__What to produce__:
Word-for-word repetition of the records below is needed, but only from the line holding "Transcribe this image's" through the final line, with pictures excluded.
┄┄┄┄┄┄┄┄┄┄
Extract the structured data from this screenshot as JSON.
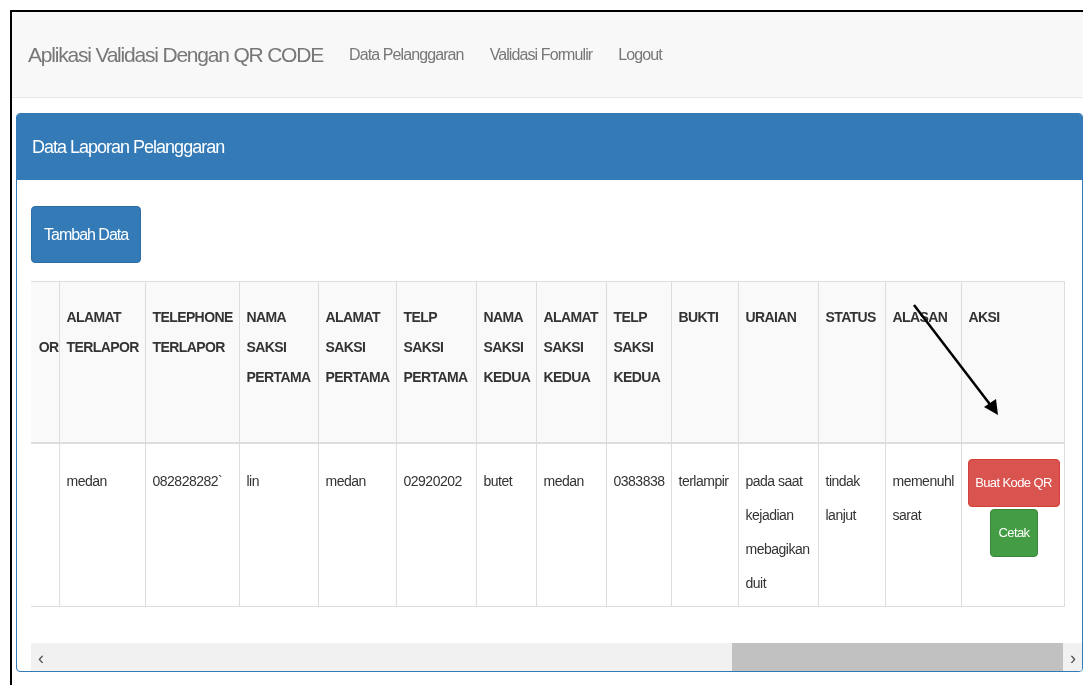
{
  "navbar": {
    "brand": "Aplikasi Validasi Dengan QR CODE",
    "links": [
      "Data Pelanggaran",
      "Validasi Formulir",
      "Logout"
    ]
  },
  "panel": {
    "title": "Data Laporan Pelanggaran",
    "add_button": "Tambah Data",
    "table": {
      "columns": [
        "OR",
        "ALAMAT\nTERLAPOR",
        "TELEPHONE\nTERLAPOR",
        "NAMA\nSAKSI\nPERTAMA",
        "ALAMAT\nSAKSI\nPERTAMA",
        "TELP\nSAKSI\nPERTAMA",
        "NAMA\nSAKSI\nKEDUA",
        "ALAMAT\nSAKSI\nKEDUA",
        "TELP\nSAKSI\nKEDUA",
        "BUKTI",
        "URAIAN",
        "STATUS",
        "ALASAN",
        "AKSI"
      ],
      "rows": [
        {
          "cells": [
            "",
            "medan",
            "082828282`",
            "lin",
            "medan",
            "02920202",
            "butet",
            "medan",
            "0383838",
            "terlampir",
            "pada saat kejadian mebagikan duit",
            "tindak lanjut",
            "memenuhl sarat"
          ],
          "actions": [
            {
              "label": "Buat Kode QR",
              "kind": "danger"
            },
            {
              "label": "Cetak",
              "kind": "success"
            }
          ]
        }
      ]
    },
    "scrollbar": {
      "left": "‹",
      "right": "›"
    }
  }
}
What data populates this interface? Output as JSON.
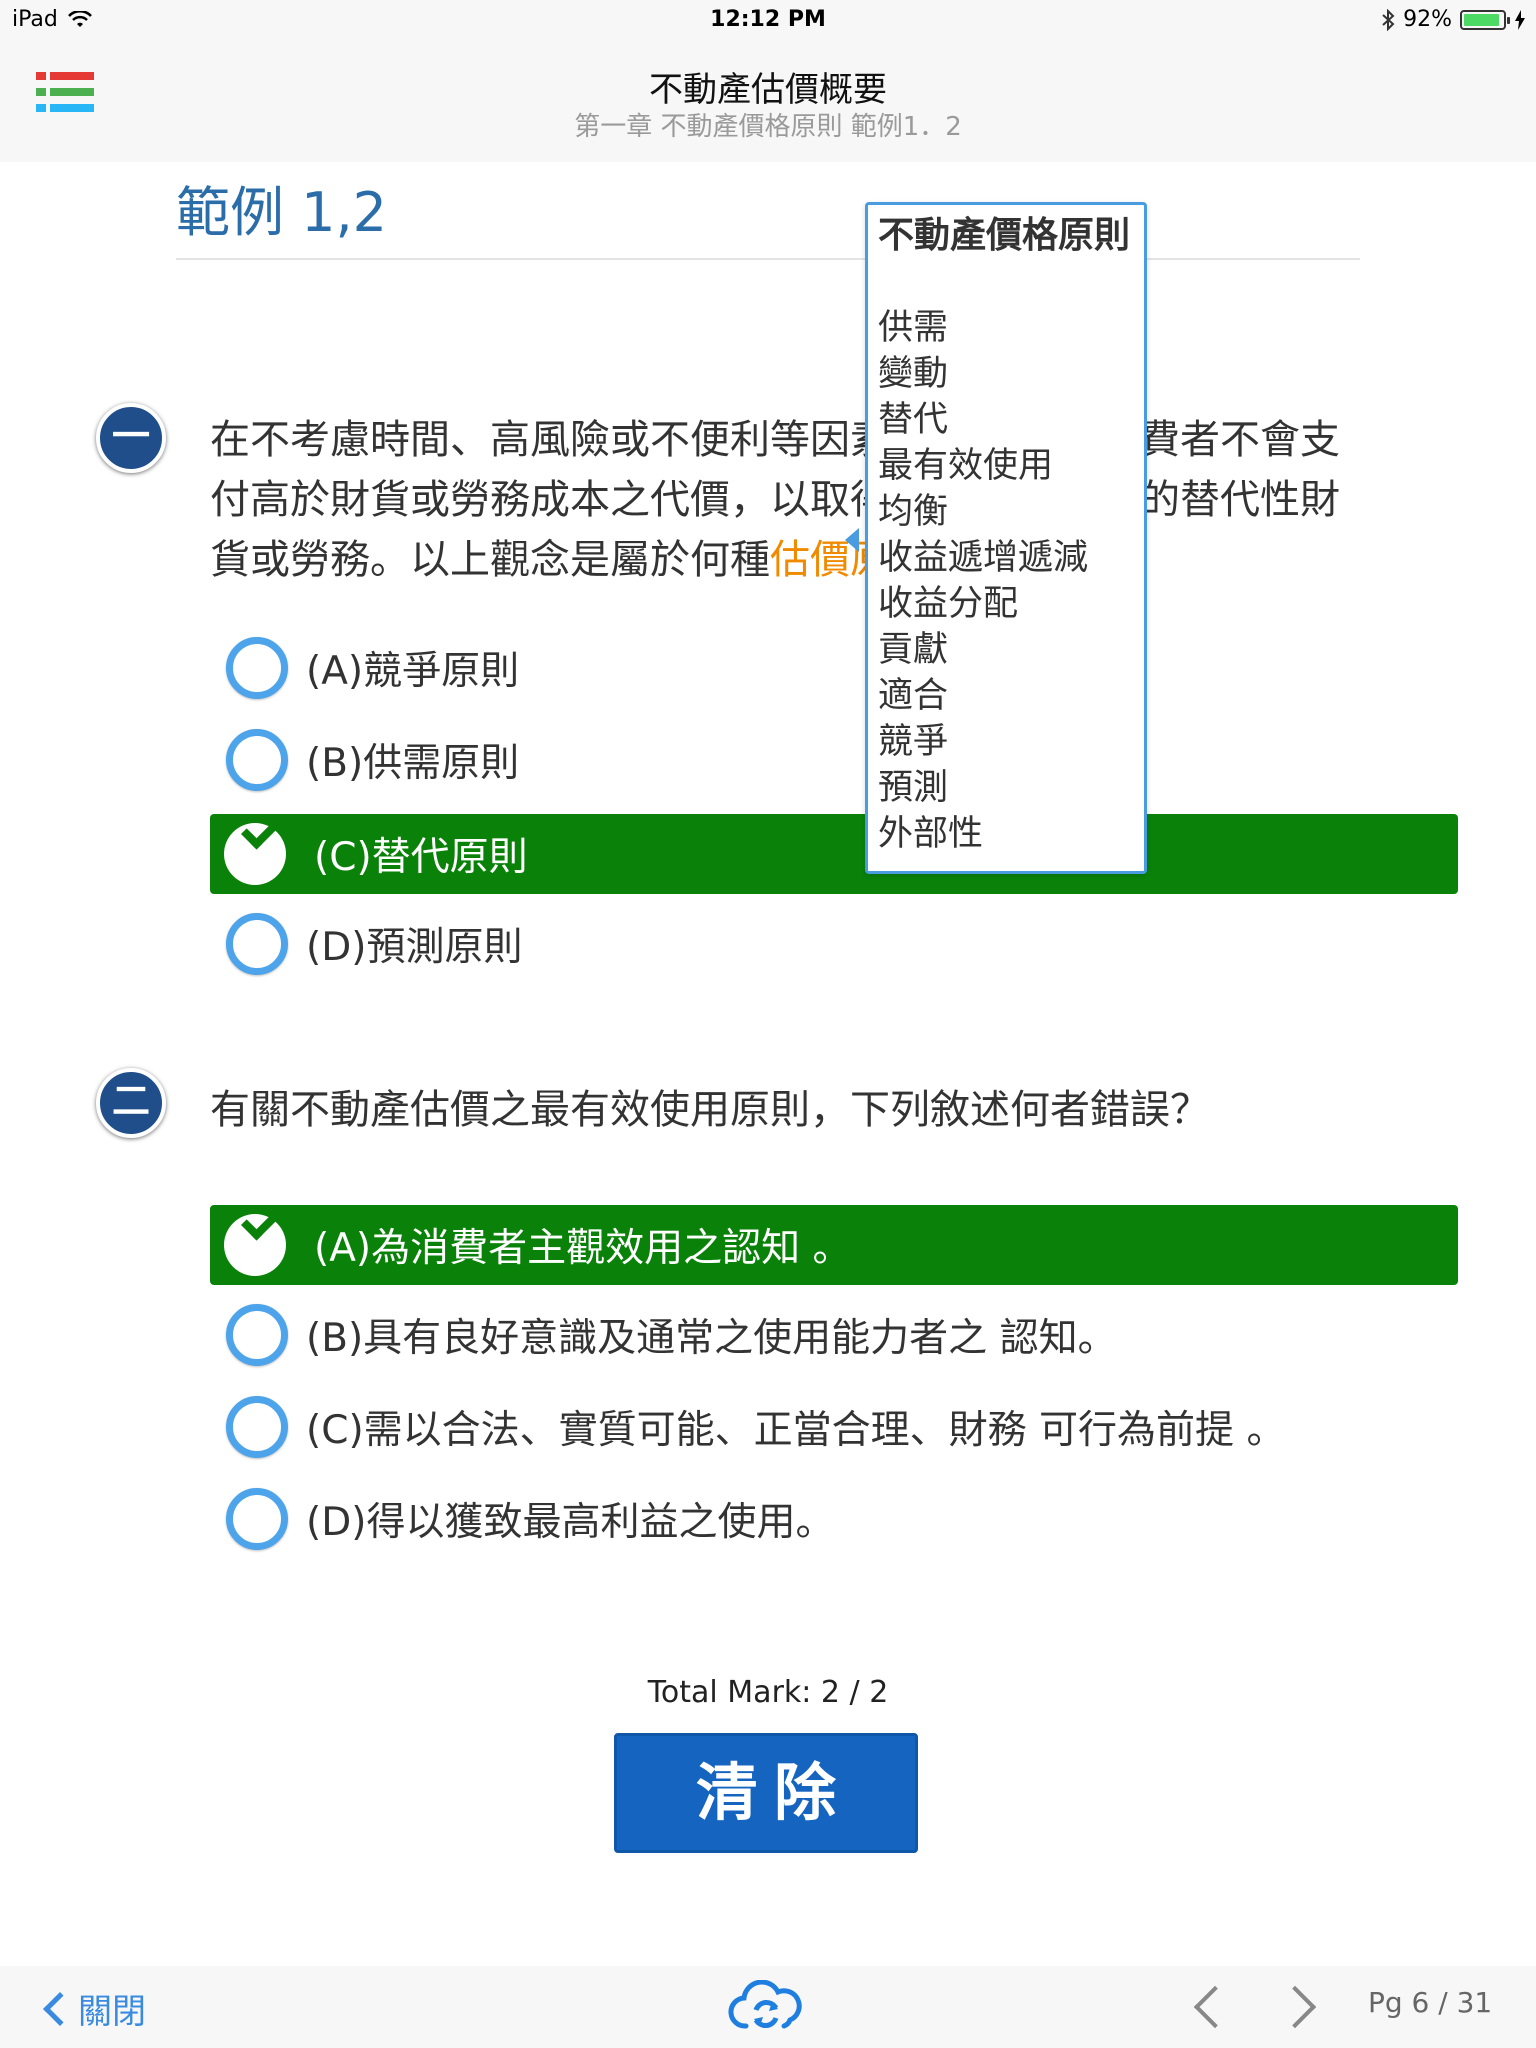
{
  "status": {
    "device": "iPad",
    "time": "12:12 PM",
    "battery": "92%"
  },
  "header": {
    "title": "不動產估價概要",
    "subtitle": "第一章 不動產價格原則 範例1．2",
    "menu_colors": [
      "#e53935",
      "#4caf50",
      "#29b6f6"
    ]
  },
  "section": {
    "title": "範例 1,2"
  },
  "questions": [
    {
      "number": "一",
      "lines": [
        "在不考慮時間、高風險或不便利等因素",
        "付高於財貨或勞務成本之代價，以取得",
        "貨或勞務。以上觀念是屬於何種"
      ],
      "line1_tail": "費者不會支",
      "line2_tail": "的替代性財",
      "highlight": "估價原",
      "options": [
        {
          "label": "(A)競爭原則",
          "state": "unselected"
        },
        {
          "label": "(B)供需原則",
          "state": "unselected"
        },
        {
          "label": "(C)替代原則",
          "state": "correct"
        },
        {
          "label": "(D)預測原則",
          "state": "unselected"
        }
      ]
    },
    {
      "number": "二",
      "text": "有關不動產估價之最有效使用原則，下列敘述何者錯誤？",
      "options": [
        {
          "label": "(A)為消費者主觀效用之認知 。",
          "state": "correct"
        },
        {
          "label": "(B)具有良好意識及通常之使用能力者之 認知。",
          "state": "unselected"
        },
        {
          "label": "(C)需以合法、實質可能、正當合理、財務 可行為前提 。",
          "state": "unselected"
        },
        {
          "label": "(D)得以獲致最高利益之使用。",
          "state": "unselected"
        }
      ]
    }
  ],
  "popup": {
    "title": "不動產價格原則",
    "items": [
      "供需",
      "變動",
      "替代",
      "最有效使用",
      "均衡",
      "收益遞增遞減",
      "收益分配",
      "貢獻",
      "適合",
      "競爭",
      "預測",
      "外部性"
    ]
  },
  "total": "Total Mark: 2 / 2",
  "clear_button": "清除",
  "footer": {
    "close": "關閉",
    "page": "Pg 6 / 31"
  }
}
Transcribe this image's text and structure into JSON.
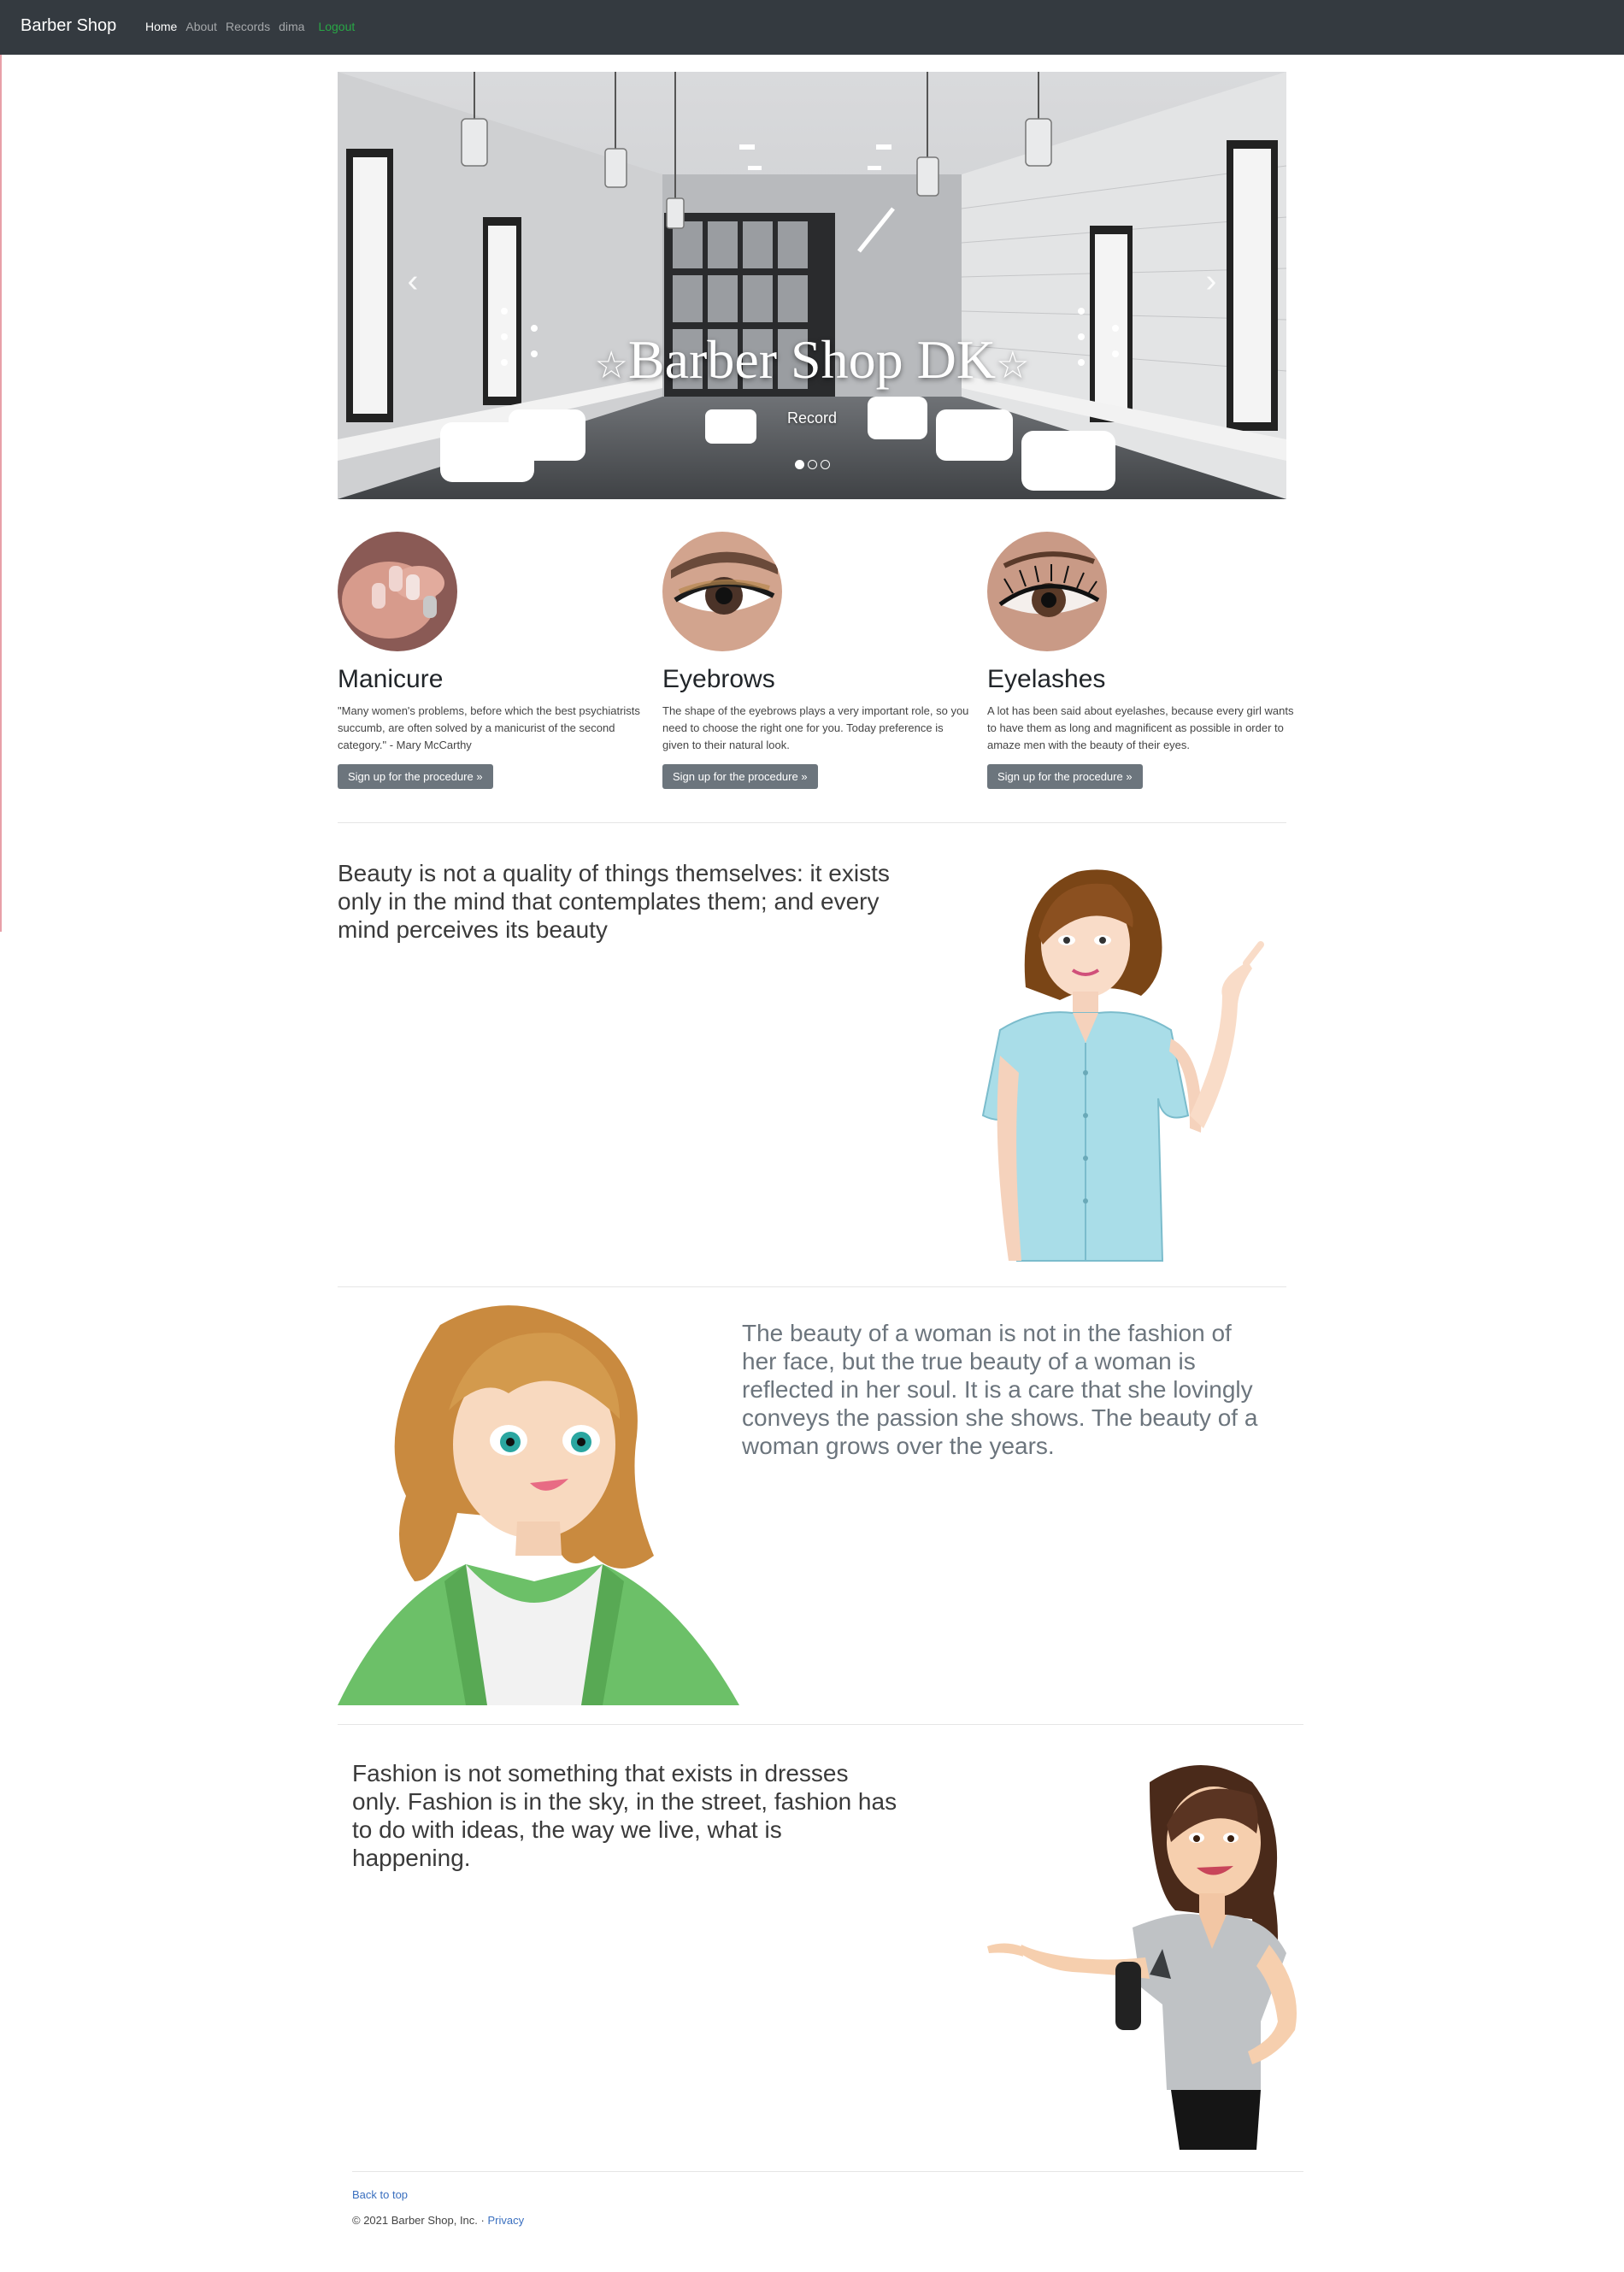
{
  "navbar": {
    "brand": "Barber Shop",
    "links": [
      "Home",
      "About",
      "Records",
      "dima"
    ],
    "logout": "Logout"
  },
  "carousel": {
    "title": "Barber Shop DK",
    "star": "☆",
    "record": "Record",
    "prev_icon": "chevron-left-icon",
    "next_icon": "chevron-right-icon",
    "slides": 3,
    "active_slide": 1
  },
  "services": [
    {
      "title": "Manicure",
      "text": "\"Many women's problems, before which the best psychiatrists succumb, are often solved by a manicurist of the second category.\" - Mary McCarthy",
      "button": "Sign up for the procedure »"
    },
    {
      "title": "Eyebrows",
      "text": "The shape of the eyebrows plays a very important role, so you need to choose the right one for you. Today preference is given to their natural look.",
      "button": "Sign up for the procedure »"
    },
    {
      "title": "Eyelashes",
      "text": "A lot has been said about eyelashes, because every girl wants to have them as long and magnificent as possible in order to amaze men with the beauty of their eyes.",
      "button": "Sign up for the procedure »"
    }
  ],
  "features": [
    {
      "text": "Beauty is not a quality of things themselves: it exists only in the mind that contemplates them; and every mind perceives its beauty"
    },
    {
      "text": "The beauty of a woman is not in the fashion of her face, but the true beauty of a woman is reflected in her soul. It is a care that she lovingly conveys the passion she shows. The beauty of a woman grows over the years."
    },
    {
      "text": "Fashion is not something that exists in dresses only. Fashion is in the sky, in the street, fashion has to do with ideas, the way we live, what is happening."
    }
  ],
  "footer": {
    "back_to_top": "Back to top",
    "copyright": "© 2021 Barber Shop, Inc. ·",
    "privacy": "Privacy"
  },
  "colors": {
    "navbar": "#343a40",
    "logout": "#28a745",
    "button": "#6c757d",
    "link": "#3a6fbf"
  }
}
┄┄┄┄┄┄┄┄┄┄
__Exercise result__:
Transcribe this image's text and structure into JSON.
{
  "navbar": {
    "brand": "Barber Shop",
    "links": [
      "Home",
      "About",
      "Records",
      "dima"
    ],
    "logout": "Logout"
  },
  "carousel": {
    "title": "Barber Shop DK",
    "star": "☆",
    "record": "Record",
    "prev_icon": "chevron-left-icon",
    "next_icon": "chevron-right-icon",
    "slides": 3,
    "active_slide": 1
  },
  "services": [
    {
      "title": "Manicure",
      "text": "\"Many women's problems, before which the best psychiatrists succumb, are often solved by a manicurist of the second category.\" - Mary McCarthy",
      "button": "Sign up for the procedure »"
    },
    {
      "title": "Eyebrows",
      "text": "The shape of the eyebrows plays a very important role, so you need to choose the right one for you. Today preference is given to their natural look.",
      "button": "Sign up for the procedure »"
    },
    {
      "title": "Eyelashes",
      "text": "A lot has been said about eyelashes, because every girl wants to have them as long and magnificent as possible in order to amaze men with the beauty of their eyes.",
      "button": "Sign up for the procedure »"
    }
  ],
  "features": [
    {
      "text": "Beauty is not a quality of things themselves: it exists only in the mind that contemplates them; and every mind perceives its beauty"
    },
    {
      "text": "The beauty of a woman is not in the fashion of her face, but the true beauty of a woman is reflected in her soul. It is a care that she lovingly conveys the passion she shows. The beauty of a woman grows over the years."
    },
    {
      "text": "Fashion is not something that exists in dresses only. Fashion is in the sky, in the street, fashion has to do with ideas, the way we live, what is happening."
    }
  ],
  "footer": {
    "back_to_top": "Back to top",
    "copyright": "© 2021 Barber Shop, Inc. ·",
    "privacy": "Privacy"
  },
  "colors": {
    "navbar": "#343a40",
    "logout": "#28a745",
    "button": "#6c757d",
    "link": "#3a6fbf"
  }
}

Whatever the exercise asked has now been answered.